Collected data entries:
Segment Open

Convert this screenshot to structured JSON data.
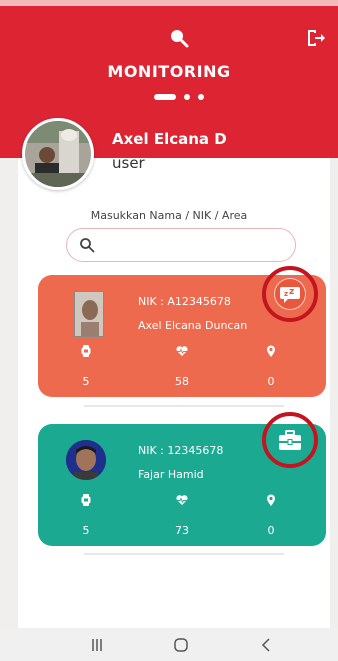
{
  "header": {
    "title": "MONITORING",
    "page_count": 3,
    "active_page": 1
  },
  "user": {
    "name": "Axel Elcana D",
    "role": "user"
  },
  "search": {
    "label": "Masukkan Nama / NIK / Area",
    "value": "",
    "placeholder": ""
  },
  "cards": [
    {
      "nik": "NIK : A12345678",
      "name": "Axel Elcana Duncan",
      "stats": [
        "5",
        "58",
        "0"
      ],
      "status_icon": "sleep-chat-icon",
      "color": "#ed6a4e"
    },
    {
      "nik": "NIK : 12345678",
      "name": "Fajar Hamid",
      "stats": [
        "5",
        "73",
        "0"
      ],
      "status_icon": "briefcase-icon",
      "color": "#1ca991"
    }
  ],
  "theme": {
    "header": "#dc2433",
    "highlight_ring": "#c3141f"
  },
  "nav": {
    "items": [
      "recent-apps-icon",
      "home-icon",
      "back-icon"
    ]
  }
}
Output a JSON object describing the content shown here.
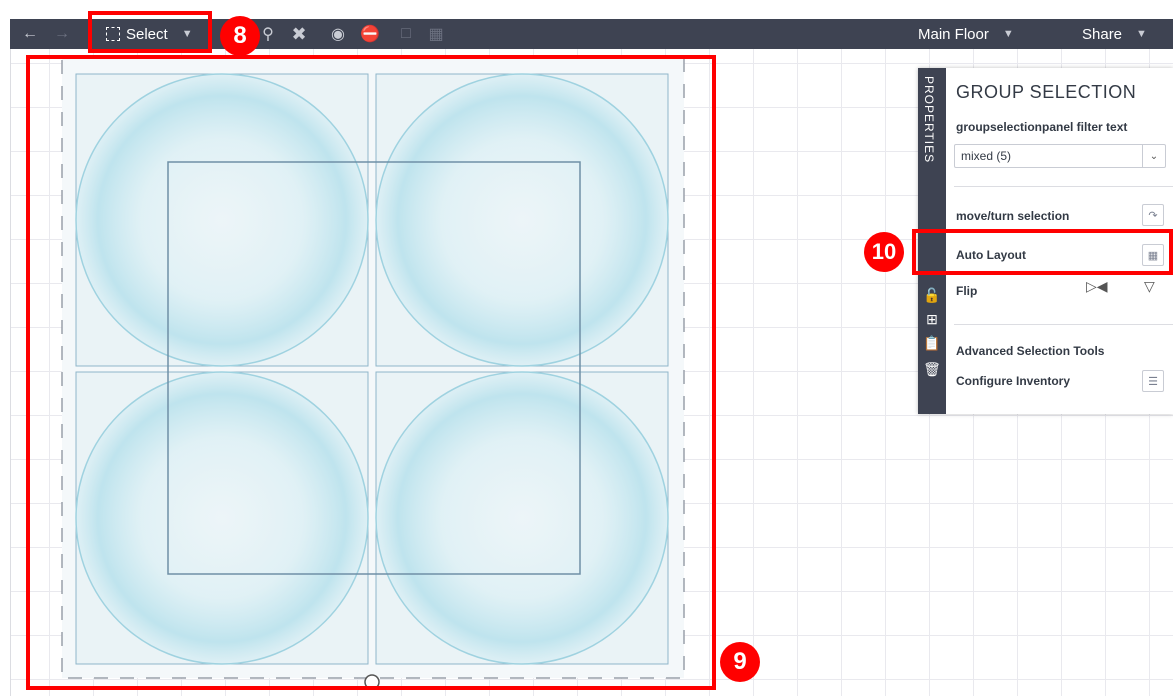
{
  "toolbar": {
    "back_icon": "arrow-left-icon",
    "forward_icon": "arrow-right-icon",
    "select_label": "Select",
    "floor_label": "Main Floor",
    "share_label": "Share"
  },
  "annotations": {
    "badge_8": "8",
    "badge_9": "9",
    "badge_10": "10"
  },
  "panel": {
    "tab_label": "PROPERTIES",
    "title": "GROUP SELECTION",
    "filter_label": "groupselectionpanel filter text",
    "filter_value": "mixed (5)",
    "move_turn_label": "move/turn selection",
    "auto_layout_label": "Auto Layout",
    "flip_label": "Flip",
    "advanced_label": "Advanced Selection Tools",
    "configure_label": "Configure Inventory"
  },
  "colors": {
    "toolbar_bg": "#3e4352",
    "highlight": "#ff0000",
    "selection_fill": "#eef5f8",
    "circle_fill": "#bfe3ee"
  }
}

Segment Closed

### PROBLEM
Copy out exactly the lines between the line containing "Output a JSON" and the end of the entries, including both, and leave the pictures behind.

### ANSWER TO THE EXERCISE
Output a JSON object describing the content shown here.
{
  "toolbar": {
    "back_icon": "arrow-left-icon",
    "forward_icon": "arrow-right-icon",
    "select_label": "Select",
    "floor_label": "Main Floor",
    "share_label": "Share"
  },
  "annotations": {
    "badge_8": "8",
    "badge_9": "9",
    "badge_10": "10"
  },
  "panel": {
    "tab_label": "PROPERTIES",
    "title": "GROUP SELECTION",
    "filter_label": "groupselectionpanel filter text",
    "filter_value": "mixed (5)",
    "move_turn_label": "move/turn selection",
    "auto_layout_label": "Auto Layout",
    "flip_label": "Flip",
    "advanced_label": "Advanced Selection Tools",
    "configure_label": "Configure Inventory"
  },
  "colors": {
    "toolbar_bg": "#3e4352",
    "highlight": "#ff0000",
    "selection_fill": "#eef5f8",
    "circle_fill": "#bfe3ee"
  }
}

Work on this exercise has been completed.